▶ WORK INSTRUCTIONS
All entries should be copied exactly; the pictures stay out.

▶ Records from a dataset
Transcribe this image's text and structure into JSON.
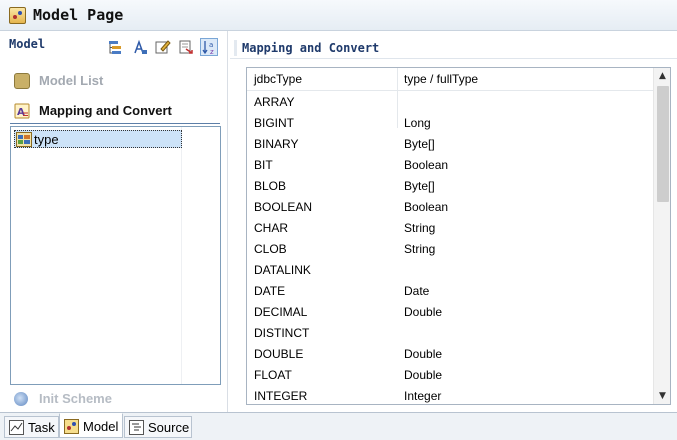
{
  "window": {
    "title": "Model Page",
    "icon": "model-page-icon"
  },
  "left_panel": {
    "title": "Model",
    "toolbar": [
      {
        "name": "tree-properties-icon"
      },
      {
        "name": "text-edit-icon"
      },
      {
        "name": "edit-icon"
      },
      {
        "name": "export-icon"
      },
      {
        "name": "sort-az-icon",
        "selected": true
      }
    ],
    "sections": {
      "model_list": "Model List",
      "mapping": "Mapping and Convert",
      "init_scheme": "Init Scheme"
    },
    "tree": {
      "items": [
        {
          "label": "type",
          "selected": true
        }
      ]
    }
  },
  "right_panel": {
    "title": "Mapping and Convert",
    "columns": [
      "jdbcType",
      "type / fullType"
    ],
    "rows": [
      [
        "ARRAY",
        ""
      ],
      [
        "BIGINT",
        "Long"
      ],
      [
        "BINARY",
        "Byte[]"
      ],
      [
        "BIT",
        "Boolean"
      ],
      [
        "BLOB",
        "Byte[]"
      ],
      [
        "BOOLEAN",
        "Boolean"
      ],
      [
        "CHAR",
        "String"
      ],
      [
        "CLOB",
        "String"
      ],
      [
        "DATALINK",
        ""
      ],
      [
        "DATE",
        "Date"
      ],
      [
        "DECIMAL",
        "Double"
      ],
      [
        "DISTINCT",
        ""
      ],
      [
        "DOUBLE",
        "Double"
      ],
      [
        "FLOAT",
        "Double"
      ],
      [
        "INTEGER",
        "Integer"
      ]
    ],
    "scrollbar": {
      "up": "▲",
      "down": "▼"
    }
  },
  "tabs": [
    {
      "label": "Task",
      "active": false
    },
    {
      "label": "Model",
      "active": true
    },
    {
      "label": "Source",
      "active": false
    }
  ]
}
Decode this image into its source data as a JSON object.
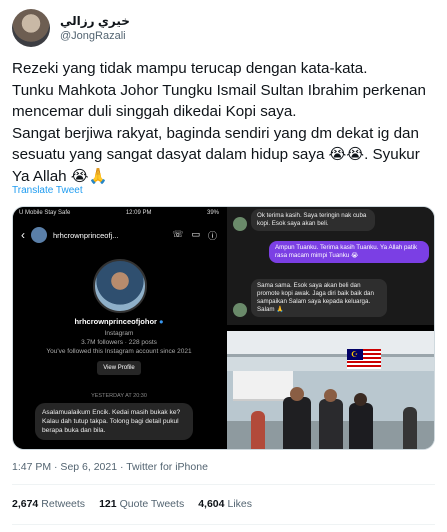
{
  "author": {
    "display_name": "خيري رزالي",
    "handle": "@JongRazali"
  },
  "tweet": {
    "text": "Rezeki yang tidak mampu terucap dengan kata-kata.\nTunku Mahkota Johor Tungku Ismail Sultan Ibrahim perkenan mencemar duli singgah dikedai Kopi saya.\nSangat berjiwa rakyat, baginda sendiri yang dm dekat ig dan sesuatu yang sangat dasyat dalam hidup saya 😭😭. Syukur Ya Allah 😭🙏",
    "translate_label": "Translate Tweet",
    "timestamp": "1:47 PM · Sep 6, 2021 · Twitter for iPhone"
  },
  "stats": {
    "retweets_count": "2,674",
    "retweets_label": "Retweets",
    "quotes_count": "121",
    "quotes_label": "Quote Tweets",
    "likes_count": "4,604",
    "likes_label": "Likes"
  },
  "media": {
    "ig_screen": {
      "status_carrier": "U Mobile Stay Safe",
      "status_time": "12:09 PM",
      "status_battery": "39%",
      "thread_title": "hrhcrownprinceofj...",
      "profile_name": "hrhcrownprinceofjohor",
      "profile_platform": "Instagram",
      "profile_stats": "3.7M followers · 228 posts",
      "profile_follow_note": "You've followed this Instagram account since 2021",
      "view_profile": "View Profile",
      "yesterday": "YESTERDAY AT 20:30",
      "dm_message": "Asalamualaikum Encik. Kedai masih bukak ke? Kalau dah tutup takpa. Tolong bagi detail pukul berapa buka dan bila."
    },
    "chat_screen": {
      "msg1": "Ok terima kasih. Saya teringin nak cuba kopi. Esok saya akan beli.",
      "msg2": "Ampun Tuanku. Terima kasih Tuanku. Ya Allah patik rasa macam mimpi Tuanku 😭",
      "msg3": "Sama sama. Esok saya akan beli dan promote kopi awak. Jaga diri baik baik dan sampaikan Salam saya kepada keluarga. Salam 🙏"
    }
  }
}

▶ RESPONSE TO THIS EXERCISE
Transcribe this image's text and structure into JSON.
{
  "window": {
    "title": "Model Page",
    "icon": "model-page-icon"
  },
  "left_panel": {
    "title": "Model",
    "toolbar": [
      {
        "name": "tree-properties-icon"
      },
      {
        "name": "text-edit-icon"
      },
      {
        "name": "edit-icon"
      },
      {
        "name": "export-icon"
      },
      {
        "name": "sort-az-icon",
        "selected": true
      }
    ],
    "sections": {
      "model_list": "Model List",
      "mapping": "Mapping and Convert",
      "init_scheme": "Init Scheme"
    },
    "tree": {
      "items": [
        {
          "label": "type",
          "selected": true
        }
      ]
    }
  },
  "right_panel": {
    "title": "Mapping and Convert",
    "columns": [
      "jdbcType",
      "type / fullType"
    ],
    "rows": [
      [
        "ARRAY",
        ""
      ],
      [
        "BIGINT",
        "Long"
      ],
      [
        "BINARY",
        "Byte[]"
      ],
      [
        "BIT",
        "Boolean"
      ],
      [
        "BLOB",
        "Byte[]"
      ],
      [
        "BOOLEAN",
        "Boolean"
      ],
      [
        "CHAR",
        "String"
      ],
      [
        "CLOB",
        "String"
      ],
      [
        "DATALINK",
        ""
      ],
      [
        "DATE",
        "Date"
      ],
      [
        "DECIMAL",
        "Double"
      ],
      [
        "DISTINCT",
        ""
      ],
      [
        "DOUBLE",
        "Double"
      ],
      [
        "FLOAT",
        "Double"
      ],
      [
        "INTEGER",
        "Integer"
      ]
    ],
    "scrollbar": {
      "up": "▲",
      "down": "▼"
    }
  },
  "tabs": [
    {
      "label": "Task",
      "active": false
    },
    {
      "label": "Model",
      "active": true
    },
    {
      "label": "Source",
      "active": false
    }
  ]
}
Decode this image into its source data as a JSON object.
{
  "author": {
    "display_name": "خيري رزالي",
    "handle": "@JongRazali"
  },
  "tweet": {
    "text": "Rezeki yang tidak mampu terucap dengan kata-kata.\nTunku Mahkota Johor Tungku Ismail Sultan Ibrahim perkenan mencemar duli singgah dikedai Kopi saya.\nSangat berjiwa rakyat, baginda sendiri yang dm dekat ig dan sesuatu yang sangat dasyat dalam hidup saya 😭😭. Syukur Ya Allah 😭🙏",
    "translate_label": "Translate Tweet",
    "timestamp": "1:47 PM · Sep 6, 2021 · Twitter for iPhone"
  },
  "stats": {
    "retweets_count": "2,674",
    "retweets_label": "Retweets",
    "quotes_count": "121",
    "quotes_label": "Quote Tweets",
    "likes_count": "4,604",
    "likes_label": "Likes"
  },
  "media": {
    "ig_screen": {
      "status_carrier": "U Mobile Stay Safe",
      "status_time": "12:09 PM",
      "status_battery": "39%",
      "thread_title": "hrhcrownprinceofj...",
      "profile_name": "hrhcrownprinceofjohor",
      "profile_platform": "Instagram",
      "profile_stats": "3.7M followers · 228 posts",
      "profile_follow_note": "You've followed this Instagram account since 2021",
      "view_profile": "View Profile",
      "yesterday": "YESTERDAY AT 20:30",
      "dm_message": "Asalamualaikum Encik. Kedai masih bukak ke? Kalau dah tutup takpa. Tolong bagi detail pukul berapa buka dan bila."
    },
    "chat_screen": {
      "msg1": "Ok terima kasih. Saya teringin nak cuba kopi. Esok saya akan beli.",
      "msg2": "Ampun Tuanku. Terima kasih Tuanku. Ya Allah patik rasa macam mimpi Tuanku 😭",
      "msg3": "Sama sama. Esok saya akan beli dan promote kopi awak. Jaga diri baik baik dan sampaikan Salam saya kepada keluarga. Salam 🙏"
    }
  }
}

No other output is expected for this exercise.